    • Distribution of purpose
    • Trends within accountability to the state category
myth one mandates have been increasing
Myth One:Mandates have been increasing
  • Increasing Mandates?
    • Overall
    • Categorical
      • Disadvantaging
      • Restrictive
myth two mandates largely go unfunded
Myth two: Mandates largely go unfunded
  • Rely on LCIR estimates as there is not an independent source
  • Real costs are rarely analyzed and compiled
  • Real costs are not updates or submitted yearly
myth three mandates negate local authority
Myth Three: Mandates negate local authority
  • Reduce the governments' discretionary authority
  • May make municipalities less responsive to the needs of citizens
  • Category of interest: Accountability to the state
  • Myth One: Mandates have been increasing over time
    • Data ranging from 1992-2006 in the state of Florida does not conform to this myth.
    • There is no apparent trend and if one was to utilize the data to make any claim it would be that mandates have been decreasing in frequency since 1998.
  • Myth Two: Mandates largely go unfunded
    • The results are inconclusive from the data provided from legislative mandate summaries.
    • It would appear from these summaries that most legislation is fiscally neutral
  • Myth Two: Mandates largely go unfunded (Continued)
  • Real costs vary across localities, even very similar localities, as existing capacity and previous policy choices affect the cost of the new mandate.
  • Real costs vary over time as other factors that impact the mandate change (e.g., population trends, technology, inflation, and even other mandates).
  • Preliminary estimates of mandate costs often fail to converge with actual cost data because the implementing regulations are not known at the time of the mandate's passage, or other simplifying assumptions necessary to prepare cost estimates are violated by the reality of implementation.
  • Myth Three: Mandates negate local authority with increasing accountability to the state
    • While substantially low in number mandates that require reporting or other forms of accountability to the state seemed to be inconsistent and then been increasing steadily since the turn of the century.
    • Extending the period of analysis to see if this trend maintains would be of interest

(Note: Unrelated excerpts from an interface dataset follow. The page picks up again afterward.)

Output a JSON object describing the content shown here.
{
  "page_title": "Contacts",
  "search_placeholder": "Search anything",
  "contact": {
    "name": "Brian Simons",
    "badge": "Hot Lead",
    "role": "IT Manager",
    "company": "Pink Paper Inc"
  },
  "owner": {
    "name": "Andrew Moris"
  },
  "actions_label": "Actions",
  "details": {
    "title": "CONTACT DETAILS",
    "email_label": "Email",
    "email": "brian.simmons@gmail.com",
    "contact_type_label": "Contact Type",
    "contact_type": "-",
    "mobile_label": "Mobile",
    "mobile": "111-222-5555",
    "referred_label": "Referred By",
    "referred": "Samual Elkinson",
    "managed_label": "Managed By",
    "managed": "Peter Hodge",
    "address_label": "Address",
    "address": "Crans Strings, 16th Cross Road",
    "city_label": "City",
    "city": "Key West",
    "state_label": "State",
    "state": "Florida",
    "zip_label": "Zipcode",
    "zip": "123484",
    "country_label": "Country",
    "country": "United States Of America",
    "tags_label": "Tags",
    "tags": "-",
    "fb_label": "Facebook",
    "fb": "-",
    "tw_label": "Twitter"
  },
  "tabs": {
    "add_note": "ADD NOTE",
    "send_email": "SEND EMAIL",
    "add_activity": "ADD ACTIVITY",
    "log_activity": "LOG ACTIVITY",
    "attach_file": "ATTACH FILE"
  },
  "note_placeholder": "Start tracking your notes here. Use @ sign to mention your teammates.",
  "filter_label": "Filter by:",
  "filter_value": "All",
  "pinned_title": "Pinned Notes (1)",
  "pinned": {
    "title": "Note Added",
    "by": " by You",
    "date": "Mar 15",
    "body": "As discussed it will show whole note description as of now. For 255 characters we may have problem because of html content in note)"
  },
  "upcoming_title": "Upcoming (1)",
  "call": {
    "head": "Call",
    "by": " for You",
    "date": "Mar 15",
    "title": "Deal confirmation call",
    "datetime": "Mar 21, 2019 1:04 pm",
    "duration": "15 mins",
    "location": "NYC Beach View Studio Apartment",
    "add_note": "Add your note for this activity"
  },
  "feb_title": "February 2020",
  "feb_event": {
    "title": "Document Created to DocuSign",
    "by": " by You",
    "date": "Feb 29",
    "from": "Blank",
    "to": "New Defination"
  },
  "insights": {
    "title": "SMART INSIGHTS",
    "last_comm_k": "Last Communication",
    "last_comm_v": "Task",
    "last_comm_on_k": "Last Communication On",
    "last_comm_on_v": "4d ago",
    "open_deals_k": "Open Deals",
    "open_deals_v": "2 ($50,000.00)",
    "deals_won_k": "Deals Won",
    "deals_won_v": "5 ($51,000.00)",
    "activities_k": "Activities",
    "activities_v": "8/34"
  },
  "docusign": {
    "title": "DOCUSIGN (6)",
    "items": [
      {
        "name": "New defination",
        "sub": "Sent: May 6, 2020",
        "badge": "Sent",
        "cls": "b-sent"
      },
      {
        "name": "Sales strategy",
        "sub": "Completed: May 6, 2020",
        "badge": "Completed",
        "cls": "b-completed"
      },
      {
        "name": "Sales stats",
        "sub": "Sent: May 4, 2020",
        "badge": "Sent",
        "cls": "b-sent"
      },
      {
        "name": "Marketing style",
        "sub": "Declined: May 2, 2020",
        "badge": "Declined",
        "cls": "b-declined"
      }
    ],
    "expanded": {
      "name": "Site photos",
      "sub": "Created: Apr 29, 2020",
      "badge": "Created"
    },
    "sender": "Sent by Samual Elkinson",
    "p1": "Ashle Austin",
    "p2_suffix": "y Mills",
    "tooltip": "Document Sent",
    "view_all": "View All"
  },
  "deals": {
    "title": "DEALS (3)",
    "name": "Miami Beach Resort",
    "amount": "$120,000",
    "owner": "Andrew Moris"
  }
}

Florida needs to reinstitute an independent group to recognize and estimate the cost of statutory mandates on local governments.

Florida statute needs to better define key words in the constitutional amendment including terms such as “insignificant fiscal impact”.

The independent commission should produce an annual report which includes the cost of individual mandates in addition to an aggregate cost across all mandates.

In recognition of the cumulative effect of the mandates, and the difficulty of estimating real costs, the independent commission should conduct analysis of a sample of local government, each fiscal year, to determine the actual fiscal impact of continual mandates.